> **What to work on**:
Reproduce all of the entries below exactly, without a single change.
━━━━━━━━━━━━━━━━━━━━━━━━━━━━━━
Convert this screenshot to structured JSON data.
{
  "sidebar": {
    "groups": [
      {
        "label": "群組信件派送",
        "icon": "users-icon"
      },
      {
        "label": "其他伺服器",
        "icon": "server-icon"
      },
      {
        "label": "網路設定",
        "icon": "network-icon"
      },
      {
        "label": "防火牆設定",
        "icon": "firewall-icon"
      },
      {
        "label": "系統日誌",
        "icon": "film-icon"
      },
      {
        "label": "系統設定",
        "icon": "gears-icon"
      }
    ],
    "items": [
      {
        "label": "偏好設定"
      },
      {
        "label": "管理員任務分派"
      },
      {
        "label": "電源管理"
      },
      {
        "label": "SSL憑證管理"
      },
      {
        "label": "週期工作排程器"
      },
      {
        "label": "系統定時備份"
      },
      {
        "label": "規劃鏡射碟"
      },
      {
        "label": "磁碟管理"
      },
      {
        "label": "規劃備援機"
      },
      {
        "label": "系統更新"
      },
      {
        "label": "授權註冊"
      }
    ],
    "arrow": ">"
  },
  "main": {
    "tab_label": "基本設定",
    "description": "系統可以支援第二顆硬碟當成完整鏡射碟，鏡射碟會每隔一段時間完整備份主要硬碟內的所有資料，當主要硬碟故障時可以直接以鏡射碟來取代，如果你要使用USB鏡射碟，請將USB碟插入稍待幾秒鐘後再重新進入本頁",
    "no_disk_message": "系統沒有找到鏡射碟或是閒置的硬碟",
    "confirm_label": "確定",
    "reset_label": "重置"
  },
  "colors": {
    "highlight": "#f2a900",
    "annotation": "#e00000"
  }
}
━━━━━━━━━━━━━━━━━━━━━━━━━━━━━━
> **Solution**:
Convert this screenshot to structured JSON data.
{
  "sidebar": {
    "groups": [
      {
        "label": "群組信件派送",
        "icon": "users-icon"
      },
      {
        "label": "其他伺服器",
        "icon": "server-icon"
      },
      {
        "label": "網路設定",
        "icon": "network-icon"
      },
      {
        "label": "防火牆設定",
        "icon": "firewall-icon"
      },
      {
        "label": "系統日誌",
        "icon": "film-icon"
      },
      {
        "label": "系統設定",
        "icon": "gears-icon"
      }
    ],
    "items": [
      {
        "label": "偏好設定"
      },
      {
        "label": "管理員任務分派"
      },
      {
        "label": "電源管理"
      },
      {
        "label": "SSL憑證管理"
      },
      {
        "label": "週期工作排程器"
      },
      {
        "label": "系統定時備份"
      },
      {
        "label": "規劃鏡射碟"
      },
      {
        "label": "磁碟管理"
      },
      {
        "label": "規劃備援機"
      },
      {
        "label": "系統更新"
      },
      {
        "label": "授權註冊"
      }
    ],
    "arrow": ">"
  },
  "main": {
    "tab_label": "基本設定",
    "description": "系統可以支援第二顆硬碟當成完整鏡射碟，鏡射碟會每隔一段時間完整備份主要硬碟內的所有資料，當主要硬碟故障時可以直接以鏡射碟來取代，如果你要使用USB鏡射碟，請將USB碟插入稍待幾秒鐘後再重新進入本頁",
    "no_disk_message": "系統沒有找到鏡射碟或是閒置的硬碟",
    "confirm_label": "確定",
    "reset_label": "重置"
  },
  "colors": {
    "highlight": "#f2a900",
    "annotation": "#e00000"
  }
}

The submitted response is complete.